• YouTube Hits hosts Michael Beveridge and Marty Smiley discuss YouTubers, Fanfest and the Hit Network show
By Kruti Joshi
Screams, shrieks and cheers raised the roof of Sydney’s Qantas Credit Union Arena on September 11. The YouTube Fanfest had returned downunder.
The presenters of SCA’s Hit Network national show YouTube Hits Michael Beveridge and Marty Smiley were at the heart of all the excitement and chaos as they hosted the event in front of a crowd of over 10,000 people.
“It was so loud, my ears are still ringing and it’s Monday [following the event],” Smiley told Mediaweek.

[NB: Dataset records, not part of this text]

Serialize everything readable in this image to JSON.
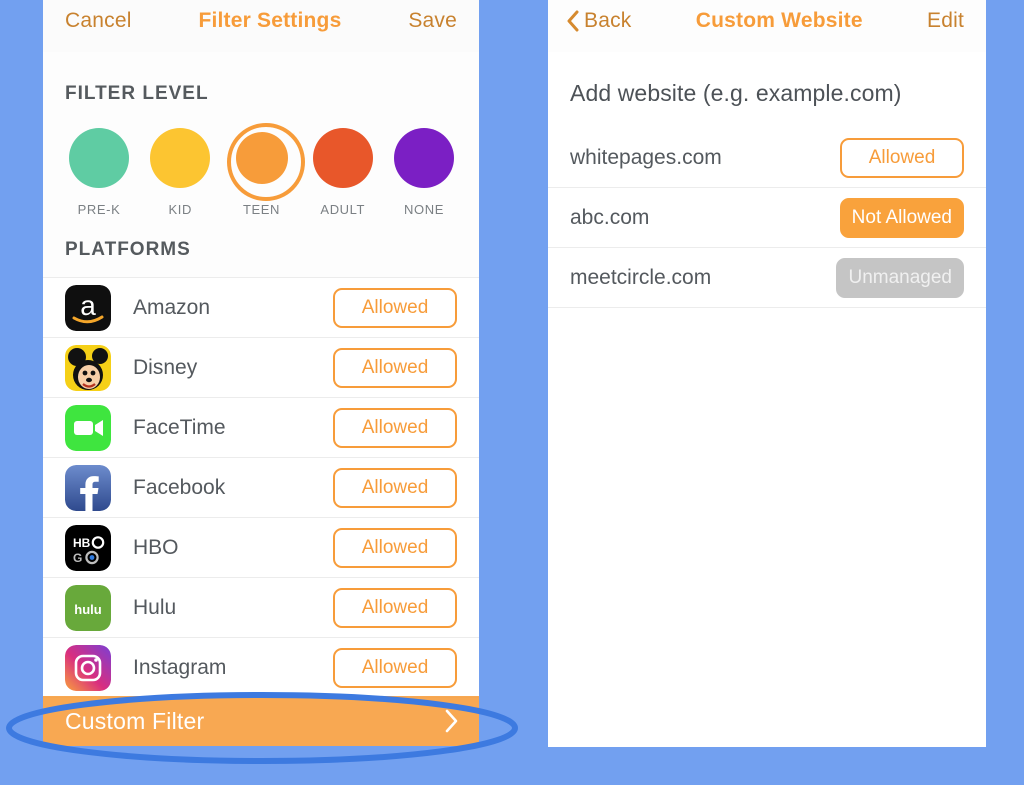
{
  "theme": {
    "background": "#72a0f0",
    "accent_orange": "#f79c3a",
    "nav_link": "#c8822f",
    "text_dark": "#54595e",
    "annotation_blue": "#3d7ae0"
  },
  "left_screen": {
    "nav": {
      "cancel_label": "Cancel",
      "title": "Filter Settings",
      "save_label": "Save"
    },
    "filter_level": {
      "section_title": "FILTER LEVEL",
      "levels": [
        {
          "label": "PRE-K",
          "color": "#5fcca3",
          "selected": false
        },
        {
          "label": "KID",
          "color": "#fcc531",
          "selected": false
        },
        {
          "label": "TEEN",
          "color": "#f79c3a",
          "selected": true
        },
        {
          "label": "ADULT",
          "color": "#e8572a",
          "selected": false
        },
        {
          "label": "NONE",
          "color": "#7b1fc4",
          "selected": false
        }
      ]
    },
    "platforms": {
      "section_title": "PLATFORMS",
      "rows": [
        {
          "name": "Amazon",
          "icon": "amazon-icon",
          "status": "Allowed",
          "status_kind": "allowed"
        },
        {
          "name": "Disney",
          "icon": "disney-icon",
          "status": "Allowed",
          "status_kind": "allowed"
        },
        {
          "name": "FaceTime",
          "icon": "facetime-icon",
          "status": "Allowed",
          "status_kind": "allowed"
        },
        {
          "name": "Facebook",
          "icon": "facebook-icon",
          "status": "Allowed",
          "status_kind": "allowed"
        },
        {
          "name": "HBO",
          "icon": "hbo-go-icon",
          "status": "Allowed",
          "status_kind": "allowed"
        },
        {
          "name": "Hulu",
          "icon": "hulu-icon",
          "status": "Allowed",
          "status_kind": "allowed"
        },
        {
          "name": "Instagram",
          "icon": "instagram-icon",
          "status": "Allowed",
          "status_kind": "allowed"
        }
      ]
    },
    "custom_filter_bar": {
      "label": "Custom Filter",
      "chevron": "chevron-right-icon"
    }
  },
  "right_screen": {
    "nav": {
      "back_label": "Back",
      "back_icon": "chevron-left-icon",
      "title": "Custom Website",
      "edit_label": "Edit"
    },
    "add_website_label": "Add website (e.g. example.com)",
    "websites": [
      {
        "name": "whitepages.com",
        "status": "Allowed",
        "status_kind": "allowed"
      },
      {
        "name": "abc.com",
        "status": "Not Allowed",
        "status_kind": "not-allowed"
      },
      {
        "name": "meetcircle.com",
        "status": "Unmanaged",
        "status_kind": "unmanaged"
      }
    ]
  },
  "annotation": {
    "shape": "ellipse-highlight",
    "target": "Custom Filter"
  }
}
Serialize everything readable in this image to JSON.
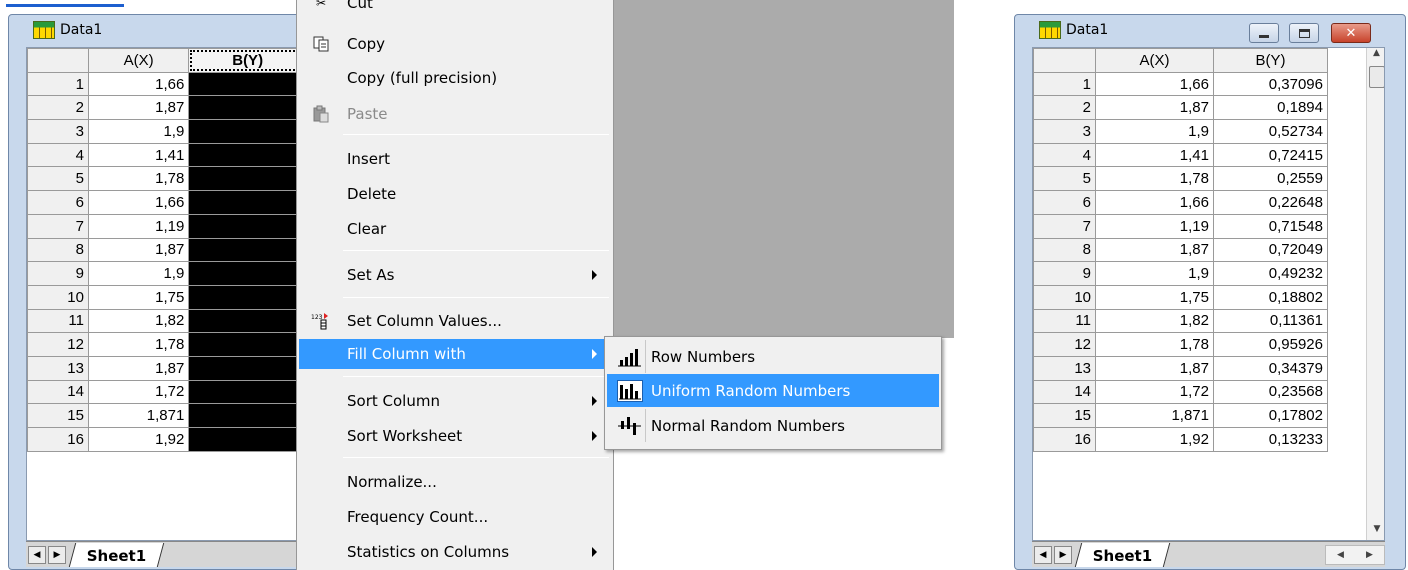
{
  "left_window": {
    "title": "Data1",
    "columns": [
      "A(X)",
      "B(Y)"
    ],
    "rows": [
      {
        "n": "1",
        "a": "1,66"
      },
      {
        "n": "2",
        "a": "1,87"
      },
      {
        "n": "3",
        "a": "1,9"
      },
      {
        "n": "4",
        "a": "1,41"
      },
      {
        "n": "5",
        "a": "1,78"
      },
      {
        "n": "6",
        "a": "1,66"
      },
      {
        "n": "7",
        "a": "1,19"
      },
      {
        "n": "8",
        "a": "1,87"
      },
      {
        "n": "9",
        "a": "1,9"
      },
      {
        "n": "10",
        "a": "1,75"
      },
      {
        "n": "11",
        "a": "1,82"
      },
      {
        "n": "12",
        "a": "1,78"
      },
      {
        "n": "13",
        "a": "1,87"
      },
      {
        "n": "14",
        "a": "1,72"
      },
      {
        "n": "15",
        "a": "1,871"
      },
      {
        "n": "16",
        "a": "1,92"
      }
    ],
    "sheet_tab": "Sheet1"
  },
  "context_menu": {
    "items": [
      {
        "label": "Cut",
        "icon": "scissors-icon",
        "disabled": false
      },
      {
        "label": "Copy",
        "icon": "copy-icon",
        "disabled": false
      },
      {
        "label": "Copy (full precision)",
        "icon": "",
        "disabled": false
      },
      {
        "label": "Paste",
        "icon": "paste-icon",
        "disabled": true
      },
      {
        "label": "Insert",
        "icon": "",
        "disabled": false
      },
      {
        "label": "Delete",
        "icon": "",
        "disabled": false
      },
      {
        "label": "Clear",
        "icon": "",
        "disabled": false
      },
      {
        "label": "Set As",
        "icon": "",
        "submenu": true
      },
      {
        "label": "Set Column Values...",
        "icon": "set-column-values-icon"
      },
      {
        "label": "Fill Column with",
        "icon": "",
        "submenu": true,
        "highlighted": true
      },
      {
        "label": "Sort Column",
        "icon": "",
        "submenu": true
      },
      {
        "label": "Sort Worksheet",
        "icon": "",
        "submenu": true
      },
      {
        "label": "Normalize...",
        "icon": ""
      },
      {
        "label": "Frequency Count...",
        "icon": ""
      },
      {
        "label": "Statistics on Columns",
        "icon": "",
        "submenu": true
      }
    ]
  },
  "submenu": {
    "items": [
      {
        "label": "Row Numbers",
        "icon": "row-numbers-icon"
      },
      {
        "label": "Uniform Random Numbers",
        "icon": "uniform-random-icon",
        "highlighted": true
      },
      {
        "label": "Normal Random Numbers",
        "icon": "normal-random-icon"
      }
    ]
  },
  "right_window": {
    "title": "Data1",
    "columns": [
      "A(X)",
      "B(Y)"
    ],
    "rows": [
      {
        "n": "1",
        "a": "1,66",
        "b": "0,37096"
      },
      {
        "n": "2",
        "a": "1,87",
        "b": "0,1894"
      },
      {
        "n": "3",
        "a": "1,9",
        "b": "0,52734"
      },
      {
        "n": "4",
        "a": "1,41",
        "b": "0,72415"
      },
      {
        "n": "5",
        "a": "1,78",
        "b": "0,2559"
      },
      {
        "n": "6",
        "a": "1,66",
        "b": "0,22648"
      },
      {
        "n": "7",
        "a": "1,19",
        "b": "0,71548"
      },
      {
        "n": "8",
        "a": "1,87",
        "b": "0,72049"
      },
      {
        "n": "9",
        "a": "1,9",
        "b": "0,49232"
      },
      {
        "n": "10",
        "a": "1,75",
        "b": "0,18802"
      },
      {
        "n": "11",
        "a": "1,82",
        "b": "0,11361"
      },
      {
        "n": "12",
        "a": "1,78",
        "b": "0,95926"
      },
      {
        "n": "13",
        "a": "1,87",
        "b": "0,34379"
      },
      {
        "n": "14",
        "a": "1,72",
        "b": "0,23568"
      },
      {
        "n": "15",
        "a": "1,871",
        "b": "0,17802"
      },
      {
        "n": "16",
        "a": "1,92",
        "b": "0,13233"
      }
    ],
    "sheet_tab": "Sheet1"
  },
  "colors": {
    "highlight": "#3399ff",
    "window_frame": "#c8d8ec",
    "gray_workspace": "#ababab"
  }
}
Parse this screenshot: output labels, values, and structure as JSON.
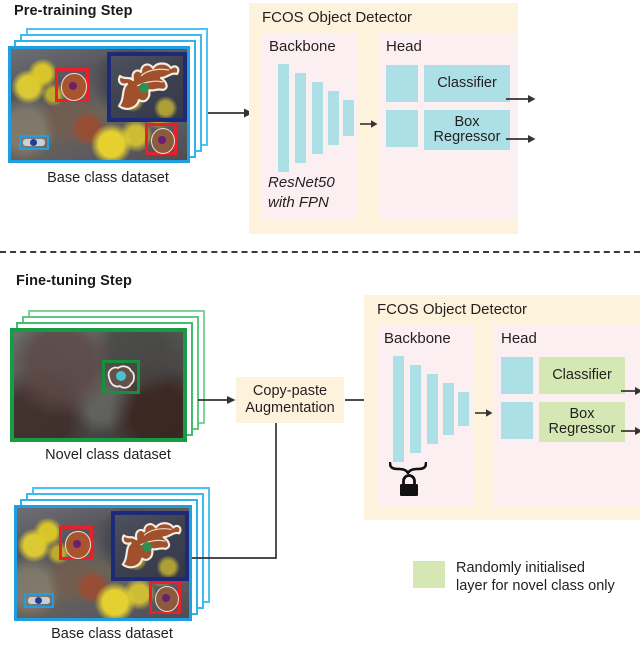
{
  "pretraining": {
    "title": "Pre-training Step",
    "dataset_caption": "Base class dataset",
    "detector": {
      "title": "FCOS Object Detector",
      "backbone_label": "Backbone",
      "backbone_note_line1": "ResNet50",
      "backbone_note_line2": "with FPN",
      "head_label": "Head",
      "classifier_label": "Classifier",
      "box_regressor_line1": "Box",
      "box_regressor_line2": "Regressor"
    }
  },
  "finetuning": {
    "title": "Fine-tuning Step",
    "novel_caption": "Novel class dataset",
    "base_caption": "Base class dataset",
    "augmentation_line1": "Copy-paste",
    "augmentation_line2": "Augmentation",
    "detector": {
      "title": "FCOS Object Detector",
      "backbone_label": "Backbone",
      "head_label": "Head",
      "classifier_label": "Classifier",
      "box_regressor_line1": "Box",
      "box_regressor_line2": "Regressor",
      "frozen_icon": "lock-icon"
    }
  },
  "legend": {
    "line1": "Randomly initialised",
    "line2": "layer for novel class only",
    "swatch_color": "#d5e8b4"
  },
  "colors": {
    "panel_yellow": "#fdf3dc",
    "panel_pink": "#fceff2",
    "layer_cyan": "#ace0e6",
    "novel_green": "#d5e8b4",
    "base_stack_border": "#29a3e0",
    "novel_stack_border": "#1fa94a",
    "annotation_red": "#e8202a",
    "annotation_navy": "#1c2a78",
    "annotation_green": "#16903c",
    "divider": "#3a3a3a"
  }
}
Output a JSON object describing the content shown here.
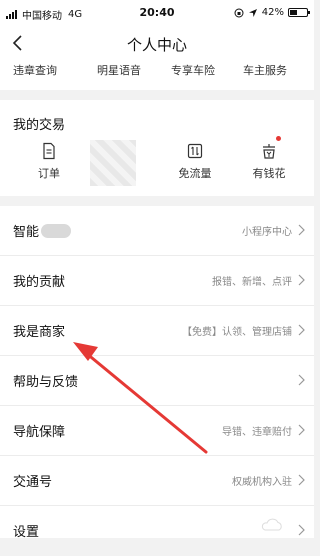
{
  "status_bar": {
    "carrier": "中国移动",
    "network": "4G",
    "time": "20:40",
    "battery": "42%",
    "battery_fraction": 0.42
  },
  "nav": {
    "title": "个人中心"
  },
  "services": [
    {
      "label": "违章查询"
    },
    {
      "label": "明星语音"
    },
    {
      "label": "专享车险"
    },
    {
      "label": "车主服务"
    }
  ],
  "transactions": {
    "title": "我的交易",
    "items": [
      {
        "label": "订单",
        "icon": "document-icon"
      },
      {
        "label": "免流量",
        "icon": "data-free-icon"
      },
      {
        "label": "有钱花",
        "icon": "wallet-icon"
      }
    ]
  },
  "menu": {
    "smart": {
      "title": "智能",
      "sub": "小程序中心"
    },
    "contribution": {
      "title": "我的贡献",
      "sub": "报错、新增、点评"
    },
    "merchant": {
      "title": "我是商家",
      "sub": "【免费】认领、管理店铺"
    },
    "help": {
      "title": "帮助与反馈",
      "sub": ""
    },
    "nav_guarantee": {
      "title": "导航保障",
      "sub": "导错、违章赔付"
    },
    "traffic": {
      "title": "交通号",
      "sub": "权威机构入驻"
    },
    "settings": {
      "title": "设置",
      "sub": ""
    }
  },
  "colors": {
    "accent_red": "#e53935",
    "background": "#f2f2f2"
  }
}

“There is a level of screaming that you think attached to One Direction and 5SOS,” added Beveridge.
“All I have to do is say the name Connor [Franta], Troye [Sivan] or Jenna [Marbles] and it’s like 180 decibels. [It’s] so intense.”
Returning for the second time in two years, the lineup included some of the biggest national and international YouTubers including Jenna Marbles, Bethany Mota, ||Superwoman|| (Lilly Singh), Natalie Tran and Lauren Curtis.
“They are as real and as powerful as any other celebrities. If not more real and more powerful to target a demographic that big,” said Beveridge.
“I think Connor Franta and Troye Sivan have 10 times the power of George Clooney or Julia Roberts to a 17-year-old girl. It’s just about understanding the demo and understanding what interests different people.”
Just under six months ago, the Hit Network partnered with the global video platform to launch Australia’s first online video and radio show. The premise of the show is to cover all things YouTube. Beveridge credited this association for giving him and Smiley a platform like the YouTube Fanfest.
When asked about how they dealt with the nerves before taking the stage, the duo said it was all about keeping it concise and giving the audience what they wanted, the YouTubers.
“To be honest, we watched a bunch of Fanfests from the years gone by and the thing that became really obvious is there is so much negative comment about the hosts. We were terrified that if we stuffed up it was going to live on forever on YouTube,” shared Beveridge.
“I haven’t looked back at [the comments yet],” admitted Smiley. “I’ll do it later today.”
Talking about the highlights, Smiley shared: “[Michael] was doing a segment with Australia’s biggest beauty blogger who is Lauren Curtis – she has three million subscribers. She needed someone to walk through it with her so Michael was up there. He started by saying, ‘If you guys are wondering why there is a homeless-looking man on stage, then you guys don’t know how I get these eyebrows.’ She pretty much tutored Michael on how to get your eyebrows on sleek.”
“I had to cut her off like six times because the people in my earpiece are going, ‘Get her offstage now. Get her offstage now.’ And the fans are going, ‘Why is Michael interrupting?’” added Beveridge.
“Then I forgot to be in the crowd to capture questions,” Smiley continued.
“He was just backstage,” scoffed Beveridge.
“I was tweeting,” Smiley chuckled.
Traditional media needs to embrace the wave change that platforms like YouTube is bringing. Programs like YouTube Hits should’ve surfaced earlier than it is has, Beveridge argued.
“You have to look at Channel 7’s Cats Make You Laugh Out Loud, which was essentially a 30-minute YouTube video, and that beat out anything on the night in the ratings,” Beveridge pointed out.
“Any traditional media company that doesn’t embrace YouTube is probably embracing their own demise.
“These kids are really talented even if you don’t think so, and you’d better get across them and their market.
“Traditional media is afraid of YouTube but we know we need to connect with them so that’s what we’ve done.
“Thankfully the network saw the value in a) getting in contact and sort of being able to own YouTube content and b) wanting the relationship with YouTube.”
Since launching in May 2015, YouTube Hits has garnered over 425,000 channel views and more than 4,000 subscribers on the video sharing platform.
“We are rewriting the rules of radio by putting some segments to air that aren’t necessarily perfect for radio but they still sound funny because people are trying to work out what’s going on [by] thinking about it as a YouTube video,” explained Smiley.
“It’s hard to make a radio show, where every idea we make has to work on radio and YouTube.”
“It’s all about Marty and me playing second strength to content creators,” added Beveridge.
Having worked in breakfast in Adelaide, Beveridge said the late nighttime slot of the show is a perfect fit.
“With 10pm to midnight on weekdays, you really get to have more fun. That’s the attitude with Marty and me with YouTube Hits, but we don’t have to be so careful. It’s a perfect development show timeslot,” he said.
On the future show, Smiley said that it will act as a string between the content creators on YouTube and their viewers.
“It’s going to be a show that lives on for a long time because if you have a look at the numbers [a TV show gets] and the [number of] subscribers [YouTubers have], a good night in television in Australia is 1-1.2 million. These guys [the YouTubers] are getting that every day easily, times 10, with none of the budgets and a more targeted demographic.”